*Element data from apps and pages:*
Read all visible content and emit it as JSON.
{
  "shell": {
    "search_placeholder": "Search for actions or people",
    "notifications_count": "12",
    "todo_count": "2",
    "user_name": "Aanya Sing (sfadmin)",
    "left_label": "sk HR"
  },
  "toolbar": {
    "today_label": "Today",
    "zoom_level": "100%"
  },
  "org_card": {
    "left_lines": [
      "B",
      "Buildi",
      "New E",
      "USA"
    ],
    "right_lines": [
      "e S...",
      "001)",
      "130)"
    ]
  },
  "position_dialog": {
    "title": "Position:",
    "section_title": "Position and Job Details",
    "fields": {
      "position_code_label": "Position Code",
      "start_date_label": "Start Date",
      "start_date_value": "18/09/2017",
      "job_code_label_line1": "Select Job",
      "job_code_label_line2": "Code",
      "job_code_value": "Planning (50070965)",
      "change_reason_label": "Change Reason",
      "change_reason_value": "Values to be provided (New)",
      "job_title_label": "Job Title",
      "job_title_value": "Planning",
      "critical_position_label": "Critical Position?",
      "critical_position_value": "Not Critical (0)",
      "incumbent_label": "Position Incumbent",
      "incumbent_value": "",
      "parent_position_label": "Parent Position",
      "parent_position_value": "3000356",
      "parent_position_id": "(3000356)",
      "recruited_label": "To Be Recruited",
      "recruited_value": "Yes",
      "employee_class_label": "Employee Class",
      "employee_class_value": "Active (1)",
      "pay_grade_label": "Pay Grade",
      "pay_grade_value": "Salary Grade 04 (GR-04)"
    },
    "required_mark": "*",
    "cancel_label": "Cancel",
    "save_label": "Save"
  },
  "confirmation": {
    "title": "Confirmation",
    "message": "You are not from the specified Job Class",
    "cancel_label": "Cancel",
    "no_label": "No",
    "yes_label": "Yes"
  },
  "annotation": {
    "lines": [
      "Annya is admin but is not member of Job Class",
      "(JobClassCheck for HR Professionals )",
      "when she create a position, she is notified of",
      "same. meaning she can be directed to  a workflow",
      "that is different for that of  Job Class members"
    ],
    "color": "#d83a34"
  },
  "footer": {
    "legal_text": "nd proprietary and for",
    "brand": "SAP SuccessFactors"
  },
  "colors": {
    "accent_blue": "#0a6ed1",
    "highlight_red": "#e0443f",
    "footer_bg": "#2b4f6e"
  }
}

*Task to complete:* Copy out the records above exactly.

*Solution to the exercise:*
Read all visible content and emit it as JSON.
{
  "shell": {
    "search_placeholder": "Search for actions or people",
    "notifications_count": "12",
    "todo_count": "2",
    "user_name": "Aanya Sing (sfadmin)",
    "left_label": "sk HR"
  },
  "toolbar": {
    "today_label": "Today",
    "zoom_level": "100%"
  },
  "org_card": {
    "left_lines": [
      "B",
      "Buildi",
      "New E",
      "USA"
    ],
    "right_lines": [
      "e S...",
      "001)",
      "130)"
    ]
  },
  "position_dialog": {
    "title": "Position:",
    "section_title": "Position and Job Details",
    "fields": {
      "position_code_label": "Position Code",
      "start_date_label": "Start Date",
      "start_date_value": "18/09/2017",
      "job_code_label_line1": "Select Job",
      "job_code_label_line2": "Code",
      "job_code_value": "Planning (50070965)",
      "change_reason_label": "Change Reason",
      "change_reason_value": "Values to be provided (New)",
      "job_title_label": "Job Title",
      "job_title_value": "Planning",
      "critical_position_label": "Critical Position?",
      "critical_position_value": "Not Critical (0)",
      "incumbent_label": "Position Incumbent",
      "incumbent_value": "",
      "parent_position_label": "Parent Position",
      "parent_position_value": "3000356",
      "parent_position_id": "(3000356)",
      "recruited_label": "To Be Recruited",
      "recruited_value": "Yes",
      "employee_class_label": "Employee Class",
      "employee_class_value": "Active (1)",
      "pay_grade_label": "Pay Grade",
      "pay_grade_value": "Salary Grade 04 (GR-04)"
    },
    "required_mark": "*",
    "cancel_label": "Cancel",
    "save_label": "Save"
  },
  "confirmation": {
    "title": "Confirmation",
    "message": "You are not from the specified Job Class",
    "cancel_label": "Cancel",
    "no_label": "No",
    "yes_label": "Yes"
  },
  "annotation": {
    "lines": [
      "Annya is admin but is not member of Job Class",
      "(JobClassCheck for HR Professionals )",
      "when she create a position, she is notified of",
      "same. meaning she can be directed to  a workflow",
      "that is different for that of  Job Class members"
    ],
    "color": "#d83a34"
  },
  "footer": {
    "legal_text": "nd proprietary and for",
    "brand": "SAP SuccessFactors"
  },
  "colors": {
    "accent_blue": "#0a6ed1",
    "highlight_red": "#e0443f",
    "footer_bg": "#2b4f6e"
  }
}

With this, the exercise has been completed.